[Opening TASK MATERIAL section]

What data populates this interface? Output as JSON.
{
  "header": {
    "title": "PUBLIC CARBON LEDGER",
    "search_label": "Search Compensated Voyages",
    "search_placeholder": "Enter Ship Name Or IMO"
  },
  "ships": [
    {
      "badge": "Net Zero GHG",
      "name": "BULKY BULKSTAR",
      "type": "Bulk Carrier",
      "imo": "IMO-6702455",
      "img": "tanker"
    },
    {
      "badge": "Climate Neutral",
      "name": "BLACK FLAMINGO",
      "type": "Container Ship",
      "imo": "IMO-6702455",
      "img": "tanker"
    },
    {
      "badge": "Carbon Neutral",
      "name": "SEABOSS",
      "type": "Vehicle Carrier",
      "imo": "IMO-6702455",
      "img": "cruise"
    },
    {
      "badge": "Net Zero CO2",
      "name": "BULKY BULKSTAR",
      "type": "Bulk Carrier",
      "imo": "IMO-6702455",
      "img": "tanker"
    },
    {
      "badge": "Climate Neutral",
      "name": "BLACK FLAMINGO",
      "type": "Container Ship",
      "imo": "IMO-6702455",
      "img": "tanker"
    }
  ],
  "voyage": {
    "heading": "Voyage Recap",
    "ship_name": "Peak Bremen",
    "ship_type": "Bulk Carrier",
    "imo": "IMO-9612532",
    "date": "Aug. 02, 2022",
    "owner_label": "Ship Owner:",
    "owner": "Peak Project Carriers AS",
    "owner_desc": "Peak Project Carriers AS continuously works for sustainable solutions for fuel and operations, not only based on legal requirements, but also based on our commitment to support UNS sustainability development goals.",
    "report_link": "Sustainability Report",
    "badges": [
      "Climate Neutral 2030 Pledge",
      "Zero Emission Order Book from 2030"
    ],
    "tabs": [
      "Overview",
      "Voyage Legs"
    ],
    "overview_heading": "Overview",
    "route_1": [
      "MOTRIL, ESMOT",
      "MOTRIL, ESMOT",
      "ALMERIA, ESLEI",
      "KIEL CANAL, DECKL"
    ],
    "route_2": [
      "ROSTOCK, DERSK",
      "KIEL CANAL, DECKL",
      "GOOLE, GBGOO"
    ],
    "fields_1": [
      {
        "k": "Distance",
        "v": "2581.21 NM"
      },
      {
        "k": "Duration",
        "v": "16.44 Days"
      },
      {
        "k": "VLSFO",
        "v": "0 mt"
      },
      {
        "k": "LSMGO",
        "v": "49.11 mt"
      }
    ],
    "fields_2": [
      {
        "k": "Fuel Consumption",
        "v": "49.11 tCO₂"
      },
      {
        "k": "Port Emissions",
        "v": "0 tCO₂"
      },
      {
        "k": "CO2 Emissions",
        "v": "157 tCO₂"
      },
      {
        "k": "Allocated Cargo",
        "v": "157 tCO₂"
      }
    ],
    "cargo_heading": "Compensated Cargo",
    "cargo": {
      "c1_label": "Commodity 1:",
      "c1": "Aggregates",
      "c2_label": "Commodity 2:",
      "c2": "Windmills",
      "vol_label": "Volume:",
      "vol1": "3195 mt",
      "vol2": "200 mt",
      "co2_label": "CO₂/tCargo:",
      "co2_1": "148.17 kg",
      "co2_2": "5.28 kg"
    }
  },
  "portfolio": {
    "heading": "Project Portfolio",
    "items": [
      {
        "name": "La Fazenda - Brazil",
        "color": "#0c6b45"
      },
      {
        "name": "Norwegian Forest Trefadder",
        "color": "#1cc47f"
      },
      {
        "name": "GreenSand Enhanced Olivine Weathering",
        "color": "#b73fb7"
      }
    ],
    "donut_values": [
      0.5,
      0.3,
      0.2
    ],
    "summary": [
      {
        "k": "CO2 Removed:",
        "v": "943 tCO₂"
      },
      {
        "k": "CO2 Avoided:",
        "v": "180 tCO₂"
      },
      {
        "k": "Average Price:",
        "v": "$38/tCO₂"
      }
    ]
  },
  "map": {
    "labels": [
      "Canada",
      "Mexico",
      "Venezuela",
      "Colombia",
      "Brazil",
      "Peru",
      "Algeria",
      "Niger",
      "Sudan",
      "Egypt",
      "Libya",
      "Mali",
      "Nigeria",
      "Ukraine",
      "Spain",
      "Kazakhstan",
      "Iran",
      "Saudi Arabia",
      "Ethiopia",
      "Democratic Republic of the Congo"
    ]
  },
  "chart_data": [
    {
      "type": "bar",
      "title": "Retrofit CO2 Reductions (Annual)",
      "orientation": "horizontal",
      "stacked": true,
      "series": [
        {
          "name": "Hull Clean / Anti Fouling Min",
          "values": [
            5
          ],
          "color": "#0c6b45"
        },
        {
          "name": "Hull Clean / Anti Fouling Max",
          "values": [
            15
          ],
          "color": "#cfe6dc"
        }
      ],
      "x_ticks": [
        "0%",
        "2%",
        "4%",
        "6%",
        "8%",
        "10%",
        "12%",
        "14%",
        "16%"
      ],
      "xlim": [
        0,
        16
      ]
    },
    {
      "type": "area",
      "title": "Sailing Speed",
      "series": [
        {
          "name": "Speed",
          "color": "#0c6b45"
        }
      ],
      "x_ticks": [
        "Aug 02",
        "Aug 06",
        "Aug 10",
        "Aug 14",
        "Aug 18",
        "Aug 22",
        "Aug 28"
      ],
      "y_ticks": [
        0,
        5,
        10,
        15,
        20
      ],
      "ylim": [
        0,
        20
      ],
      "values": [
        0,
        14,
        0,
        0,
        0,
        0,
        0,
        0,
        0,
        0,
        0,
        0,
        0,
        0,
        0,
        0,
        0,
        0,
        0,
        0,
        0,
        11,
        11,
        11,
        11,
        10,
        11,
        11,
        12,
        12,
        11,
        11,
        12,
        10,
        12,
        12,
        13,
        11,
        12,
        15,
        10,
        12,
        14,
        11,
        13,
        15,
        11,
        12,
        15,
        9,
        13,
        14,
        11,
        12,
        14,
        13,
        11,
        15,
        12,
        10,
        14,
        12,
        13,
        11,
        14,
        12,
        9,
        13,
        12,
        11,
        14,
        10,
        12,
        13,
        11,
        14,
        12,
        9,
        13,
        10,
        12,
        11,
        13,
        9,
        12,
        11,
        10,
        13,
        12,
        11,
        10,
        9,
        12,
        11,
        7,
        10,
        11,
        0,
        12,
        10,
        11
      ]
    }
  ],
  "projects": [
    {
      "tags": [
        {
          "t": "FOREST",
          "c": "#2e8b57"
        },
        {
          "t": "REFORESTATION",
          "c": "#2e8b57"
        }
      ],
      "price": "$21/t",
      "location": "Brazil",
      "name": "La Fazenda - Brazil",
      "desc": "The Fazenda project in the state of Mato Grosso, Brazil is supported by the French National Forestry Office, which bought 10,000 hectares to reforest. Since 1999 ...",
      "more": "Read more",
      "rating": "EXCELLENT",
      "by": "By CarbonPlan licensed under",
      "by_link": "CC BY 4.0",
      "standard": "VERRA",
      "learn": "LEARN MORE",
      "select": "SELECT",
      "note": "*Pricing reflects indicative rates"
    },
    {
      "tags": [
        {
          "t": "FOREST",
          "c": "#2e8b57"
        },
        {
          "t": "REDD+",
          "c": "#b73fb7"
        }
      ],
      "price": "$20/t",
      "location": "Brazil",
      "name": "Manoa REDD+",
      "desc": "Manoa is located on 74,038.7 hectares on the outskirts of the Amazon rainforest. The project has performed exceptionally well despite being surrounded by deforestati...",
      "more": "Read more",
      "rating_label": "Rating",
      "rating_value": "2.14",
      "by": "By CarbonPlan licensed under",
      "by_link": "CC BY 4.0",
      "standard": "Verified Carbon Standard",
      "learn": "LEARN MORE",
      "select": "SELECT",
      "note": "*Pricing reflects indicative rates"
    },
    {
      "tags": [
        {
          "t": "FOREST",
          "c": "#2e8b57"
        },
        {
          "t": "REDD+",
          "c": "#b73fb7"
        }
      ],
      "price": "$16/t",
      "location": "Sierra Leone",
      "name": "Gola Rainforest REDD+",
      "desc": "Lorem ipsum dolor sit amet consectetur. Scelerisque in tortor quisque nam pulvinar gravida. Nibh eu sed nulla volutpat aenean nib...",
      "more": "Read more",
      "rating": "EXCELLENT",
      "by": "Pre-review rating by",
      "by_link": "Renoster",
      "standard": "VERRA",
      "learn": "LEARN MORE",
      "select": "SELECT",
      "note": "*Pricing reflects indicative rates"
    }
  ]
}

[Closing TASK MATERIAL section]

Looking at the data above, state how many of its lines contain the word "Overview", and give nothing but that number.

EXERCISE RESPONSE
2